TASK PROMPT :: The answer should consist of all the records, copied exactly.

Source data
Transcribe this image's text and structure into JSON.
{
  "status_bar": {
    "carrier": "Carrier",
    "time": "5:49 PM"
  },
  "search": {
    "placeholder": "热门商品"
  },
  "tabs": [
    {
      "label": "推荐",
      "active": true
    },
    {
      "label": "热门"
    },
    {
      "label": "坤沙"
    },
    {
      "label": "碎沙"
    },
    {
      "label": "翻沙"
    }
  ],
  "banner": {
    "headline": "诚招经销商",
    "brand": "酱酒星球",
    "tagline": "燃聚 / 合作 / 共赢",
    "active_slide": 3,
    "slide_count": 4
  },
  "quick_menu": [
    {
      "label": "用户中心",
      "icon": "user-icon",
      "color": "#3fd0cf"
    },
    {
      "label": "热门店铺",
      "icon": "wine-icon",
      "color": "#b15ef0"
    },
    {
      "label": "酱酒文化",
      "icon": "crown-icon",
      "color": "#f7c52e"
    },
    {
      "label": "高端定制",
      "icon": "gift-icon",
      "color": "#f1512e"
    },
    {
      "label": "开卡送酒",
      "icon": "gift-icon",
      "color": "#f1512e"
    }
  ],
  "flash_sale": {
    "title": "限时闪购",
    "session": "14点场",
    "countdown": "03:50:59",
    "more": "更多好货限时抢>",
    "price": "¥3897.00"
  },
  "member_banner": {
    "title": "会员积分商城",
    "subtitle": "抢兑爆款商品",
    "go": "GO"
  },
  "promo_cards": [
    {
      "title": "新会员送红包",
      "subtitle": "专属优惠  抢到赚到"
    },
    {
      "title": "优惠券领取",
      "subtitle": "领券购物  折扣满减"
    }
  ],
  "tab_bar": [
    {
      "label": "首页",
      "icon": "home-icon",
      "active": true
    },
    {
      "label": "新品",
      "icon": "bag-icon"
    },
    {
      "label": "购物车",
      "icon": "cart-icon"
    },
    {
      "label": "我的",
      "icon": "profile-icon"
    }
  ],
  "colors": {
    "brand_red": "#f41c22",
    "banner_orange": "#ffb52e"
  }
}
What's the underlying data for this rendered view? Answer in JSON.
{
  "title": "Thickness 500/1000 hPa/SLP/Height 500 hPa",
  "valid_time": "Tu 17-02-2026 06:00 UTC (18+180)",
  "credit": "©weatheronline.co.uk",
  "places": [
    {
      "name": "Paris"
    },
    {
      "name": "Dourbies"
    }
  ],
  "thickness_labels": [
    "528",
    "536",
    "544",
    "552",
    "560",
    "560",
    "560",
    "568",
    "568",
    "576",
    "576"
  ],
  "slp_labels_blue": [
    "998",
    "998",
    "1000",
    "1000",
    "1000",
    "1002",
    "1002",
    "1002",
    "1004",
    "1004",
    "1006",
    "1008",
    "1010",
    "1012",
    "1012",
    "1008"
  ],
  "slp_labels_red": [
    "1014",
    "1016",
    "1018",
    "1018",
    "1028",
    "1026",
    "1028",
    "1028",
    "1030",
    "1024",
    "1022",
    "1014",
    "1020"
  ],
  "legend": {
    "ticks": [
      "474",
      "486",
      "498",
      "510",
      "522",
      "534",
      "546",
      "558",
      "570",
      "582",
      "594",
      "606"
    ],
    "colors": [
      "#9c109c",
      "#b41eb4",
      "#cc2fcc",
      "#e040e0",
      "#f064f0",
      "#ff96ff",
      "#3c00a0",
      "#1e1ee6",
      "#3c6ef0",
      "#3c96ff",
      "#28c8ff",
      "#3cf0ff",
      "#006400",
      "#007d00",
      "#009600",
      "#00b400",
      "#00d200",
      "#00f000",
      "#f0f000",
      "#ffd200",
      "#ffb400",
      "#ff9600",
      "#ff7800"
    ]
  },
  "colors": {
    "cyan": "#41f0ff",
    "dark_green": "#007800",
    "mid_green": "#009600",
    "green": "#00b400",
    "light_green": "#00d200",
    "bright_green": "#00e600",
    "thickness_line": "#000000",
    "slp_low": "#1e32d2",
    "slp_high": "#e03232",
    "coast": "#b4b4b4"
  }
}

RESULT ::
Transcribe this image's text and structure into JSON.
{
  "status_bar": {
    "carrier": "Carrier",
    "time": "5:49 PM"
  },
  "search": {
    "placeholder": "热门商品"
  },
  "tabs": [
    {
      "label": "推荐",
      "active": true
    },
    {
      "label": "热门"
    },
    {
      "label": "坤沙"
    },
    {
      "label": "碎沙"
    },
    {
      "label": "翻沙"
    }
  ],
  "banner": {
    "headline": "诚招经销商",
    "brand": "酱酒星球",
    "tagline": "燃聚 / 合作 / 共赢",
    "active_slide": 3,
    "slide_count": 4
  },
  "quick_menu": [
    {
      "label": "用户中心",
      "icon": "user-icon",
      "color": "#3fd0cf"
    },
    {
      "label": "热门店铺",
      "icon": "wine-icon",
      "color": "#b15ef0"
    },
    {
      "label": "酱酒文化",
      "icon": "crown-icon",
      "color": "#f7c52e"
    },
    {
      "label": "高端定制",
      "icon": "gift-icon",
      "color": "#f1512e"
    },
    {
      "label": "开卡送酒",
      "icon": "gift-icon",
      "color": "#f1512e"
    }
  ],
  "flash_sale": {
    "title": "限时闪购",
    "session": "14点场",
    "countdown": "03:50:59",
    "more": "更多好货限时抢>",
    "price": "¥3897.00"
  },
  "member_banner": {
    "title": "会员积分商城",
    "subtitle": "抢兑爆款商品",
    "go": "GO"
  },
  "promo_cards": [
    {
      "title": "新会员送红包",
      "subtitle": "专属优惠  抢到赚到"
    },
    {
      "title": "优惠券领取",
      "subtitle": "领券购物  折扣满减"
    }
  ],
  "tab_bar": [
    {
      "label": "首页",
      "icon": "home-icon",
      "active": true
    },
    {
      "label": "新品",
      "icon": "bag-icon"
    },
    {
      "label": "购物车",
      "icon": "cart-icon"
    },
    {
      "label": "我的",
      "icon": "profile-icon"
    }
  ],
  "colors": {
    "brand_red": "#f41c22",
    "banner_orange": "#ffb52e"
  }
}
What's the underlying data for this rendered view? Answer in JSON.
{
  "title": "Thickness 500/1000 hPa/SLP/Height 500 hPa",
  "valid_time": "Tu 17-02-2026 06:00 UTC (18+180)",
  "credit": "©weatheronline.co.uk",
  "places": [
    {
      "name": "Paris"
    },
    {
      "name": "Dourbies"
    }
  ],
  "thickness_labels": [
    "528",
    "536",
    "544",
    "552",
    "560",
    "560",
    "560",
    "568",
    "568",
    "576",
    "576"
  ],
  "slp_labels_blue": [
    "998",
    "998",
    "1000",
    "1000",
    "1000",
    "1002",
    "1002",
    "1002",
    "1004",
    "1004",
    "1006",
    "1008",
    "1010",
    "1012",
    "1012",
    "1008"
  ],
  "slp_labels_red": [
    "1014",
    "1016",
    "1018",
    "1018",
    "1028",
    "1026",
    "1028",
    "1028",
    "1030",
    "1024",
    "1022",
    "1014",
    "1020"
  ],
  "legend": {
    "ticks": [
      "474",
      "486",
      "498",
      "510",
      "522",
      "534",
      "546",
      "558",
      "570",
      "582",
      "594",
      "606"
    ],
    "colors": [
      "#9c109c",
      "#b41eb4",
      "#cc2fcc",
      "#e040e0",
      "#f064f0",
      "#ff96ff",
      "#3c00a0",
      "#1e1ee6",
      "#3c6ef0",
      "#3c96ff",
      "#28c8ff",
      "#3cf0ff",
      "#006400",
      "#007d00",
      "#009600",
      "#00b400",
      "#00d200",
      "#00f000",
      "#f0f000",
      "#ffd200",
      "#ffb400",
      "#ff9600",
      "#ff7800"
    ]
  },
  "colors": {
    "cyan": "#41f0ff",
    "dark_green": "#007800",
    "mid_green": "#009600",
    "green": "#00b400",
    "light_green": "#00d200",
    "bright_green": "#00e600",
    "thickness_line": "#000000",
    "slp_low": "#1e32d2",
    "slp_high": "#e03232",
    "coast": "#b4b4b4"
  }
}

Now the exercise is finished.